At Pratt & Whitney, dimensional restoration has been driving new welding technologies. One of these is a replacement for tungsten inert gas (TIG) welding. “It reduces the time normally involved with the TIG welding process by as much as 75% and is applicable to a wide range of nonstructural parts on which we previously did TIG welding,” says William Brindley, manager for manufacturing and aftermarket technology at the engine OEM’s East Hartford, Connecticut, headquarters.
Brindley explains that the new welding method was introduced three years ago to address degradation due to wear. “We have used this new dimensional welding method to restore the part’s surface to the point where it meets the original design specs, and we are continuing to expand its use on a wider range of materials.”
Brindley also cites the company’s solid-state friction welding as a ground-breaking method for replacing component structural features, enabling repairs that could not be done prior to its introduction four years ago.

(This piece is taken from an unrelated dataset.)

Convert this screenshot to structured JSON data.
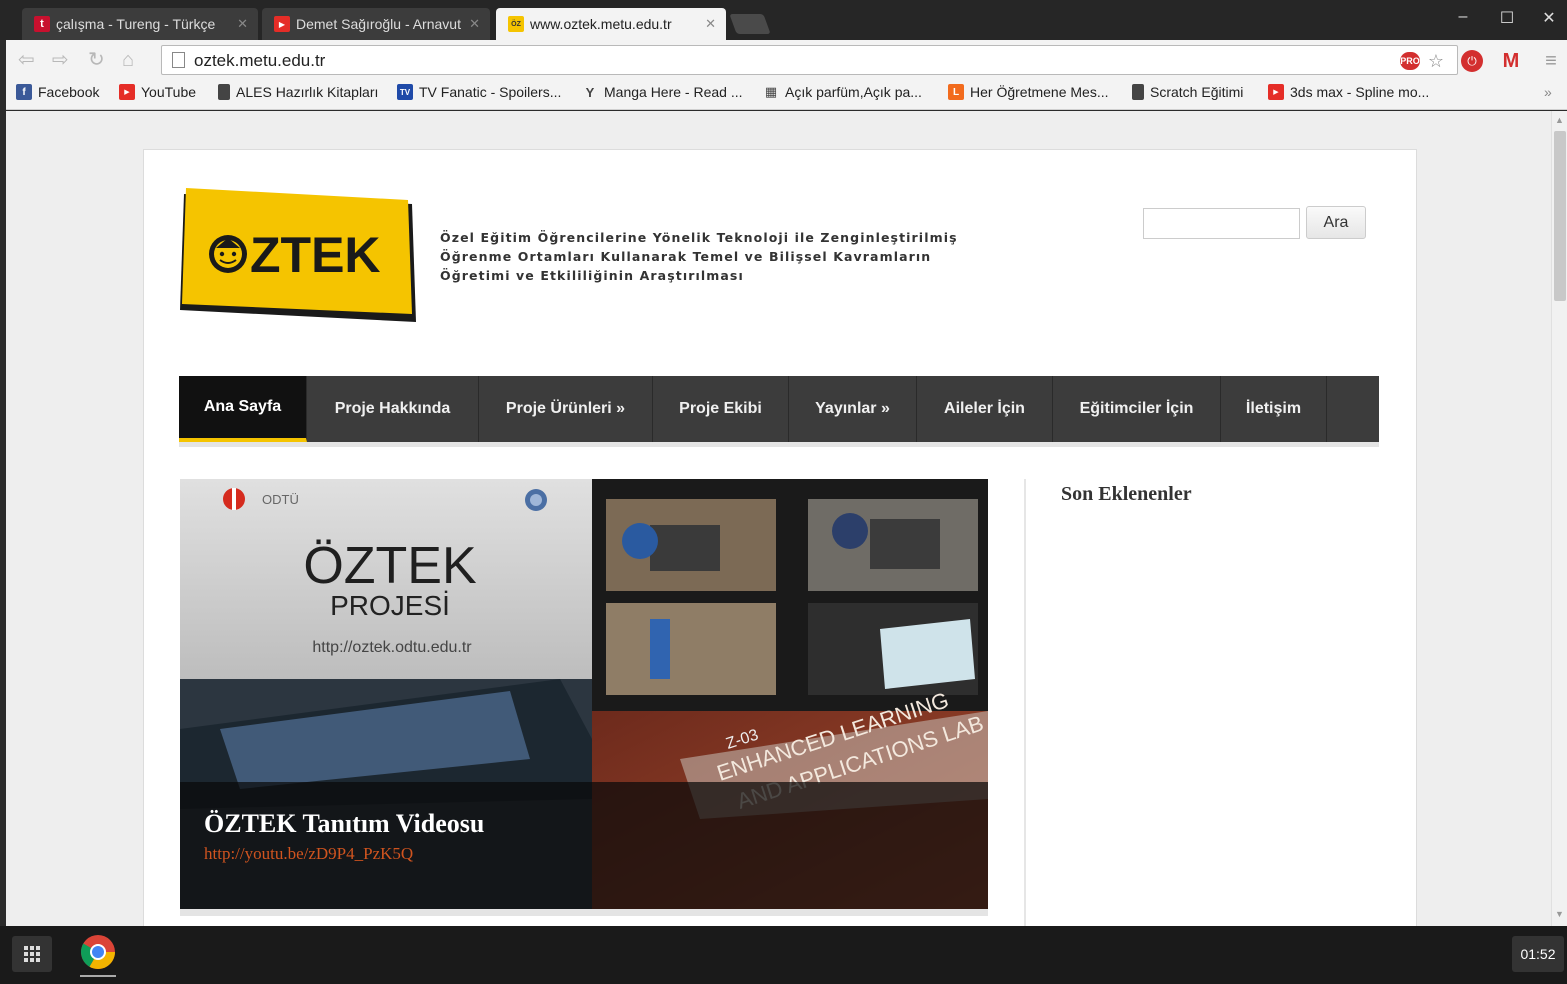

“Friction welding does not melt material to achieve a weld,” he says. “It allows us to maintain much of the critical microstructure of the original base metal and therefore maintain much of the original material’s mechanical properties. For many alloys this is not achievable with standard fusion welding methods, like TIG.”
In addition to recently introduced repair schemes, future repair technologies are being actively researched. “We have four to five projects going on right now that focus on ending repetitive repair issues—mostly on nacelles,” says Jim Epperson, Spirit AeroSystems’ senior engineering manager- global customer support and services. “Our R&D is also being applied to the evolving major airframe composite structures of the new-generation jets. In that regard, we are finding that if a certain repair technology applies to one type of component, it can likely apply to such major structures as fuselages and wings.”

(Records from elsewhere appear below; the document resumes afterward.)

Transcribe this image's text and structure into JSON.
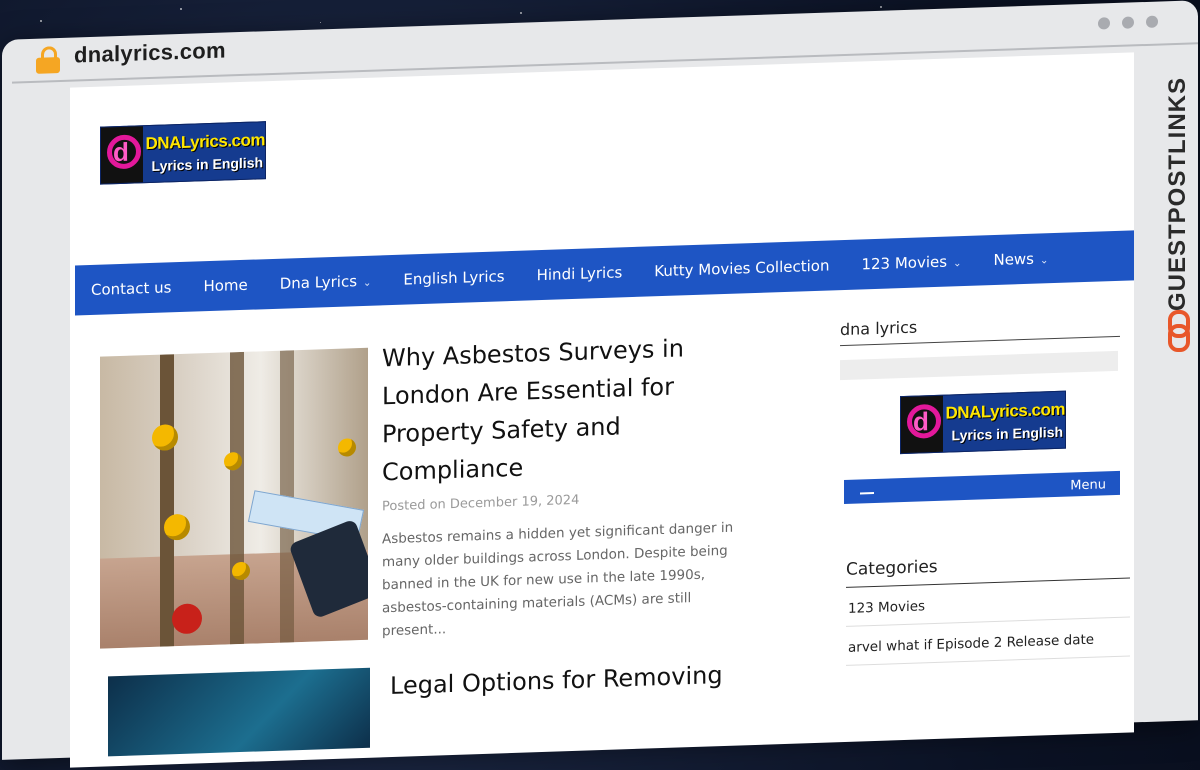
{
  "browser": {
    "url": "dnalyrics.com"
  },
  "site": {
    "logo": {
      "line1": "DNALyrics.com",
      "line2": "Lyrics in English"
    }
  },
  "nav": {
    "items": [
      {
        "label": "Contact us"
      },
      {
        "label": "Home"
      },
      {
        "label": "Dna Lyrics",
        "chevron": "⌄"
      },
      {
        "label": "English Lyrics"
      },
      {
        "label": "Hindi Lyrics"
      },
      {
        "label": "Kutty Movies Collection"
      },
      {
        "label": "123 Movies",
        "chevron": "⌄"
      },
      {
        "label": "News",
        "chevron": "⌄"
      }
    ]
  },
  "posts": [
    {
      "title": "Why Asbestos Surveys in London Are Essential for Property Safety and Compliance",
      "meta": "Posted on December 19, 2024",
      "excerpt": "Asbestos remains a hidden yet significant danger in many older buildings across London. Despite being banned in the UK for new use in the late 1990s, asbestos-containing materials (ACMs) are still present..."
    },
    {
      "title": "Legal Options for Removing"
    }
  ],
  "sidebar": {
    "heading": "dna lyrics",
    "menu_label": "Menu",
    "categories_heading": "Categories",
    "categories": [
      "123 Movies",
      "arvel what if Episode 2 Release date"
    ]
  },
  "watermark": {
    "text": "GUESTPOSTLINKS",
    "icon": "link-icon"
  },
  "colors": {
    "nav": "#1e55c4",
    "accent": "#e8572a",
    "lock": "#f5a623"
  }
}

StandardAero Component Services’ Tim Mathis reports that his company is shifting its focus toward composite parts repair technology. He says the ratio of metal to composite engine parts repaired by the company is currently 80/20. But that could reach a 50/50 split within a decade.
“The challenge is, how do we get ready to repair the new composite engine parts that we don’t even know about yet?” says Mathis. “That means addressing issues involving equipment and technology, as well as those for composite parts inspections, layup and the more sophisticated machining methods that will be required.”

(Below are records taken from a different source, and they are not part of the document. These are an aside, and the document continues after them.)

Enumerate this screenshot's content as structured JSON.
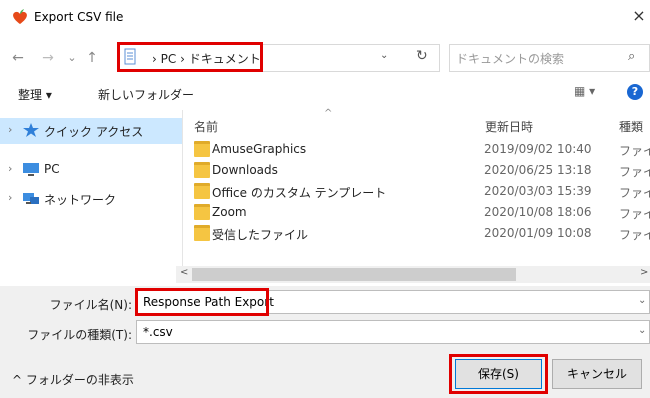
{
  "window": {
    "title": "Export CSV file",
    "close_glyph": "×"
  },
  "nav": {
    "back_glyph": "←",
    "forward_glyph": "→",
    "recent_glyph": "⌄",
    "up_glyph": "↑",
    "address_separator": "›",
    "address": [
      "PC",
      "ドキュメント"
    ],
    "address_dropdown_glyph": "⌄",
    "refresh_glyph": "↻",
    "search_placeholder": "ドキュメントの検索",
    "search_glyph": "⌕"
  },
  "commandbar": {
    "organize": "整理 ▾",
    "new_folder": "新しいフォルダー",
    "view_glyph": "▦ ▾",
    "help_glyph": "?"
  },
  "sidebar": {
    "chevron_glyph": "›",
    "items": [
      {
        "label": "クイック アクセス",
        "icon": "star-icon",
        "selected": true
      },
      {
        "label": "PC",
        "icon": "pc-icon",
        "selected": false
      },
      {
        "label": "ネットワーク",
        "icon": "network-icon",
        "selected": false
      }
    ]
  },
  "table": {
    "sort_glyph": "^",
    "columns": [
      "名前",
      "更新日時",
      "種類"
    ],
    "rows": [
      {
        "name": "AmuseGraphics",
        "date": "2019/09/02 10:40",
        "type": "ファイル"
      },
      {
        "name": "Downloads",
        "date": "2020/06/25 13:18",
        "type": "ファイル"
      },
      {
        "name": "Office のカスタム テンプレート",
        "date": "2020/03/03 15:39",
        "type": "ファイル"
      },
      {
        "name": "Zoom",
        "date": "2020/10/08 18:06",
        "type": "ファイル"
      },
      {
        "name": "受信したファイル",
        "date": "2020/01/09 10:08",
        "type": "ファイル"
      }
    ]
  },
  "scrollbar": {
    "left_glyph": "<",
    "right_glyph": ">"
  },
  "form": {
    "filename_label": "ファイル名(N):",
    "filename_value": "Response Path Export",
    "filetype_label": "ファイルの種類(T):",
    "filetype_value": "*.csv",
    "dropdown_glyph": "⌄"
  },
  "footer": {
    "toggle_label": "^ フォルダーの非表示",
    "save_label": "保存(S)",
    "cancel_label": "キャンセル"
  },
  "colors": {
    "highlight": "#e00000",
    "accent": "#0078d7",
    "selected_bg": "#cce8ff",
    "folder": "#f5c542"
  }
}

Preparations are in progress on ceramic matrix composites (CMC), which, Mathis points out, are not used in legacy engines, and thus have no available repairs. He predicts that CMC applications will be with combustor liners, fan cases and hot-section components, including blades, vanes, shrouds, nozzles and exhaust.
But as repair technology increases in complexity, intellectual property access will become a greater issue. “Intellectual property has always been a decisive factor for our repair development,” says MTU Maintenance’s Seidel. “In fact, we believe this situation has gotten more challenging over the past few years due to the strong OEM dominance of the aftermarket. Yet there is still room for new ideas and solutions.”
However, Oliver Wyman’s Doan believes that most MROs lack the infrastructure to develop repairs without intellectual property access.
“Developing new repair technology mandates a thorough understanding of the technology and data—such as the data pertaining to stress analysis. That’s why more MROs will have to partner with OEMs going forward. The new technology is coming in fast; the old technology is leaving fast.”